→ **DIRECTIONS**: Copy out, from the data, each line containing the string "佳作編號".

App and web page records:
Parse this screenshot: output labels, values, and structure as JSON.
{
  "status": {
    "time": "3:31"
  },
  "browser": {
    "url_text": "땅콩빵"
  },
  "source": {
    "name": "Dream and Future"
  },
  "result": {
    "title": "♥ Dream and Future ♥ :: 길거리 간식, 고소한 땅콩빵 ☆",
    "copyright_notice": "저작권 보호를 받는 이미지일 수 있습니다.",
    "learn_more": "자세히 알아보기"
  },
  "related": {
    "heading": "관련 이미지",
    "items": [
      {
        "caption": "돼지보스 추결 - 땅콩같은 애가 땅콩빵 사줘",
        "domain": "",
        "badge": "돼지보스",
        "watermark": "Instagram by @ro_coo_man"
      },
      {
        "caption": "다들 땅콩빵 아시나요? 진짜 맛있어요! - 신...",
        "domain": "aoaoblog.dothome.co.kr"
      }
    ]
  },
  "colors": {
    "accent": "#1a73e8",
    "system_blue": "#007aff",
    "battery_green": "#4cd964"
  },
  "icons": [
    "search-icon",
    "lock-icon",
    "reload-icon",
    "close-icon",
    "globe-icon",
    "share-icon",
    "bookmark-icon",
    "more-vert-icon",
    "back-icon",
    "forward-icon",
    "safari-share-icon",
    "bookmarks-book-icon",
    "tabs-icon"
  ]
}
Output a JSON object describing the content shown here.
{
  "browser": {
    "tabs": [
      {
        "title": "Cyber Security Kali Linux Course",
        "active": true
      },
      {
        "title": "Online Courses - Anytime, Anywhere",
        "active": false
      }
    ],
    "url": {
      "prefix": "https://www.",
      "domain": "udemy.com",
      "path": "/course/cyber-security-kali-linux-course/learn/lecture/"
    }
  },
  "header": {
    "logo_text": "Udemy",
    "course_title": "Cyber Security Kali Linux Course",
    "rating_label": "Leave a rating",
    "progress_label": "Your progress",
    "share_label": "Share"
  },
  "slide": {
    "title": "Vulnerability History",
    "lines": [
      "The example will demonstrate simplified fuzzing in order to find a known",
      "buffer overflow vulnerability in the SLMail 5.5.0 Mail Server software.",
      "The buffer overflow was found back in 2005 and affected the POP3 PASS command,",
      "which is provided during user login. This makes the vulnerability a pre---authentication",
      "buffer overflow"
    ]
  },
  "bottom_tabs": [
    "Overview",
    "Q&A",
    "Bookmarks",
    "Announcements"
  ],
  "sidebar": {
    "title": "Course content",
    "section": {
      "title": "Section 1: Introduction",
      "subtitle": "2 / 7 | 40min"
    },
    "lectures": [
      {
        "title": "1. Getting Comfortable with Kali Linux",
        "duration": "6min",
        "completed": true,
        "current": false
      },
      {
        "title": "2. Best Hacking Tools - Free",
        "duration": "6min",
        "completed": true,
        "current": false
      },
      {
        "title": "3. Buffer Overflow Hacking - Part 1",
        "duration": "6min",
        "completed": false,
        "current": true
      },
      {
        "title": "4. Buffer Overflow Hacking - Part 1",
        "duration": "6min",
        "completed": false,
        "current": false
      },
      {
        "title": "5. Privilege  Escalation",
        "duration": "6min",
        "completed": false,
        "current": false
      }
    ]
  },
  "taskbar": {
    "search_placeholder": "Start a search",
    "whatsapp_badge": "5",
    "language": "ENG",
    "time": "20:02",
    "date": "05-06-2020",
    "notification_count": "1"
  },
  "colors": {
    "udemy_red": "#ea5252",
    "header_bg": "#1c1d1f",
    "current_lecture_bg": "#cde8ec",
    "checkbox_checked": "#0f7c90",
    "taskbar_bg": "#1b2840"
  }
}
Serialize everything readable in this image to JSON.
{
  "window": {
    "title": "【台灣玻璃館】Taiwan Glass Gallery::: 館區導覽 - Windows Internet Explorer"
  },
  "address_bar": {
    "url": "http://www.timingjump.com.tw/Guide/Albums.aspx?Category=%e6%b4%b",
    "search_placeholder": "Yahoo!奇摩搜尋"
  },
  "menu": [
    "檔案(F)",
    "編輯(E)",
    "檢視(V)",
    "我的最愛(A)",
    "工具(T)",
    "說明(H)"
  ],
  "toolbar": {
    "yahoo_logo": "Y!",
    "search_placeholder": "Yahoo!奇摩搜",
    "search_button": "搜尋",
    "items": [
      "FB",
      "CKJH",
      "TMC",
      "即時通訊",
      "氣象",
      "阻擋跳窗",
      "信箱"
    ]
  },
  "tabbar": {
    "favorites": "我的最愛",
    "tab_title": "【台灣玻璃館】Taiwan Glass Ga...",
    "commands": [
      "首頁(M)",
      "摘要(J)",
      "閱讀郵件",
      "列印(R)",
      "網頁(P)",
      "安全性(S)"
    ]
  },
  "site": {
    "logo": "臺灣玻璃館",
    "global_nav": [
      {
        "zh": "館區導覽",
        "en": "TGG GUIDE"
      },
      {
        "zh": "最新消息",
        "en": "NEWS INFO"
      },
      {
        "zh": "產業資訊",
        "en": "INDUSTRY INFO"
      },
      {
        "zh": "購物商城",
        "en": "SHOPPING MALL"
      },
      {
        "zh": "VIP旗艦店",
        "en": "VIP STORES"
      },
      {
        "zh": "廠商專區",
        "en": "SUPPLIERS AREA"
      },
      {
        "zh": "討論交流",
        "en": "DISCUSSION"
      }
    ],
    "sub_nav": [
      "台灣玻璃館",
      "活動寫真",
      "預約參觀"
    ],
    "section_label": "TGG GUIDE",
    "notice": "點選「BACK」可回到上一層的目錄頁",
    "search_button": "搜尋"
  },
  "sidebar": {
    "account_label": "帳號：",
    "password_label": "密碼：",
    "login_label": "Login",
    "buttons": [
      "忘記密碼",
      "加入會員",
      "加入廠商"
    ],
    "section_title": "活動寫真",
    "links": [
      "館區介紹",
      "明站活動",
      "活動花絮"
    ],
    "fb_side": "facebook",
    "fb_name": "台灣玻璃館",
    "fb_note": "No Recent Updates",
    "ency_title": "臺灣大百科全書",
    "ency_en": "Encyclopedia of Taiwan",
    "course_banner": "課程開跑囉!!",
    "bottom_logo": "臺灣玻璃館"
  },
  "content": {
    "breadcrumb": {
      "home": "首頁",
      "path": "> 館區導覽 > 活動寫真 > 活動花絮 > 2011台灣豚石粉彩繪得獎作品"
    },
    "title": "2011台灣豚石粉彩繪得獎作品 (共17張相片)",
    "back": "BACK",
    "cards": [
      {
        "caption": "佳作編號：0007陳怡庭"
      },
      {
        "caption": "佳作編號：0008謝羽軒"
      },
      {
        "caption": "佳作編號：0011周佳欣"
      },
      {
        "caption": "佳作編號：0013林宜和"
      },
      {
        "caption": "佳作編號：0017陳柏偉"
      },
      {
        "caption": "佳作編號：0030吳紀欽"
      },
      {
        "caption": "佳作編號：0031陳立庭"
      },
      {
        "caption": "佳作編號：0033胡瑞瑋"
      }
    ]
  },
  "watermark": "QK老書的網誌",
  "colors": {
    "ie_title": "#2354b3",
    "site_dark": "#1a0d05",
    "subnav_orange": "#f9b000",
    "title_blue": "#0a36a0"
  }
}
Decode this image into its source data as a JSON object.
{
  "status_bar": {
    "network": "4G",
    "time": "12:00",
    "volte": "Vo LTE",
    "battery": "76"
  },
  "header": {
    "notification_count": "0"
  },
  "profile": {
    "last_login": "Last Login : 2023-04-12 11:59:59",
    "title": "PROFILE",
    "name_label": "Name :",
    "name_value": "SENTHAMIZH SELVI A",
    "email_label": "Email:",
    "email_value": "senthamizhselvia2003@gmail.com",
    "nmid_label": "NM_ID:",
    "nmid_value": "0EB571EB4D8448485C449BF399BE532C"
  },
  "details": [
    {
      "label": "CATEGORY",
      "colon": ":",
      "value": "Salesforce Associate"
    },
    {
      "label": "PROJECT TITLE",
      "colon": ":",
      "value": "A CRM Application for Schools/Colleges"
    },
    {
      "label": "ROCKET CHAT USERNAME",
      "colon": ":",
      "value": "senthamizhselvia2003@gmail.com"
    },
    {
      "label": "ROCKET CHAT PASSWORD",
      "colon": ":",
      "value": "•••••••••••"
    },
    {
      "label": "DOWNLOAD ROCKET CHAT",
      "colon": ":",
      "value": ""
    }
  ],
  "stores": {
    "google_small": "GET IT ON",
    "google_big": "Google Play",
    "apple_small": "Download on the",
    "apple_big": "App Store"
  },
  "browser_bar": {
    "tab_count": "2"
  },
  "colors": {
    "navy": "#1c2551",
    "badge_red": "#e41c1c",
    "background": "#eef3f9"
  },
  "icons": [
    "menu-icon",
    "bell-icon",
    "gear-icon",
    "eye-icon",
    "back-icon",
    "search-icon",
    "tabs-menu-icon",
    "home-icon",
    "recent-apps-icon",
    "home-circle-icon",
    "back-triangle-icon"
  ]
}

→ **ANSWER SPACE**:
        "caption": "佳作編號：0007陳怡庭"
        "caption": "佳作編號：0008謝羽軒"
        "caption": "佳作編號：0011周佳欣"
        "caption": "佳作編號：0013林宜和"
        "caption": "佳作編號：0017陳柏偉"
        "caption": "佳作編號：0030吳紀欽"
        "caption": "佳作編號：0031陳立庭"
        "caption": "佳作編號：0033胡瑞瑋"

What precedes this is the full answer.